Extracted data entries:
· · · · ·
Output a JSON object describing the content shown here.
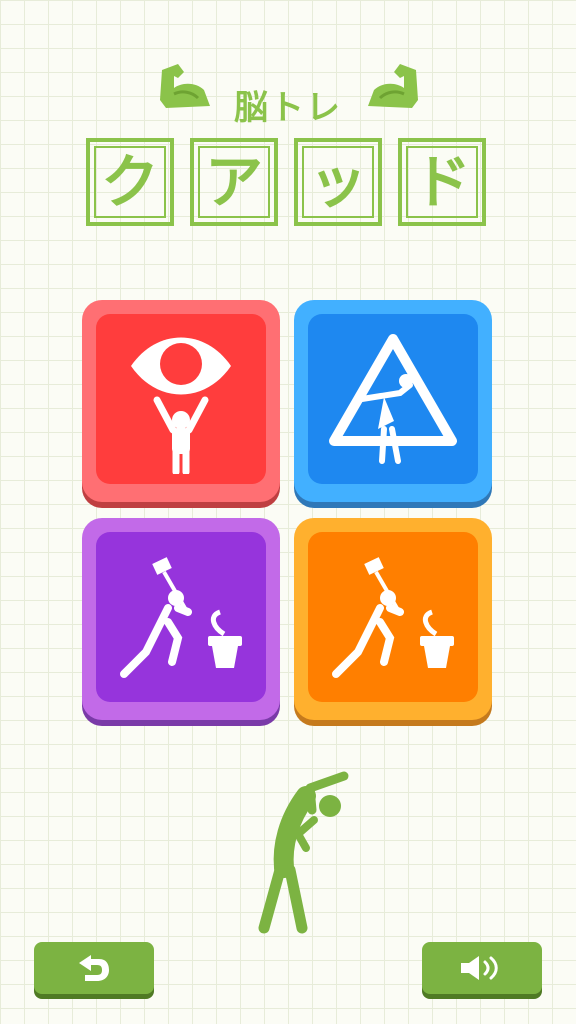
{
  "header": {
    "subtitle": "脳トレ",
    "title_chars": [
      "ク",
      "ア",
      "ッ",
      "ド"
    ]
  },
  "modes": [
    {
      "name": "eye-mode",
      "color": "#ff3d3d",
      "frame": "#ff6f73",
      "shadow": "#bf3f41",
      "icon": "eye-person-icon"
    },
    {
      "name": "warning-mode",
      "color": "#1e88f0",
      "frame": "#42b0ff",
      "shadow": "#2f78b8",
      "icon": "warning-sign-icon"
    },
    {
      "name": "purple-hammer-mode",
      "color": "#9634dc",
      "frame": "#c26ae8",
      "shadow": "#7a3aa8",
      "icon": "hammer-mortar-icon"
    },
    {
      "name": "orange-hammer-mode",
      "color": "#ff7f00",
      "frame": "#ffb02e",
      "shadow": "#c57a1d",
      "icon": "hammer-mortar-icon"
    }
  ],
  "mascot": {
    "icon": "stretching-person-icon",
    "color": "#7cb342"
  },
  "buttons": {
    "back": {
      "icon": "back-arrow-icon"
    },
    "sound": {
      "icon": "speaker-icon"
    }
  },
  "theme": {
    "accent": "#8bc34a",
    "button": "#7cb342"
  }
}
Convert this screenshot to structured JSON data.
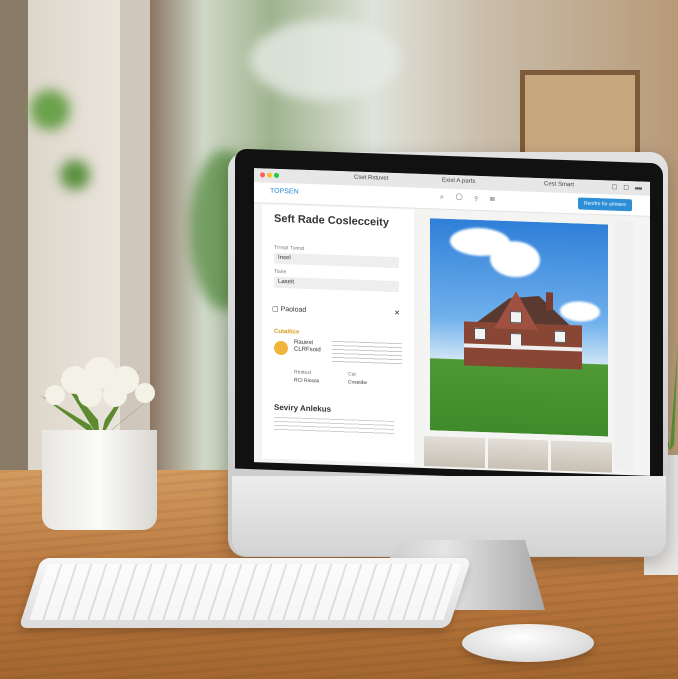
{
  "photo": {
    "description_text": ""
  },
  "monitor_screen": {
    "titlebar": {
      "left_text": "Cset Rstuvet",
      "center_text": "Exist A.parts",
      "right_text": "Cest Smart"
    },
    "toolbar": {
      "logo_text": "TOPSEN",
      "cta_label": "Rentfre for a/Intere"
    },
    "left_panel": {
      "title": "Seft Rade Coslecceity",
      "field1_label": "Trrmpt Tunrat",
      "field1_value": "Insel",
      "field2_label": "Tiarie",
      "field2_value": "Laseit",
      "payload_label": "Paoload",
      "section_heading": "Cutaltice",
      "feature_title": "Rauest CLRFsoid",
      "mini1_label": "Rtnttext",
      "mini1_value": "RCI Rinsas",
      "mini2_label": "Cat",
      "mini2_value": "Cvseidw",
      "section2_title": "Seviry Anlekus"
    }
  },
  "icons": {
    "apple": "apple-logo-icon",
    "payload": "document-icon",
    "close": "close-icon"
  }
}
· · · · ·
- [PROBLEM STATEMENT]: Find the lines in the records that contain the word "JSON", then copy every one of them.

- [EXPECTED ANSWER]:
Output a JSON object describing the content shown here.
Convert this screenshot to structured JSON data.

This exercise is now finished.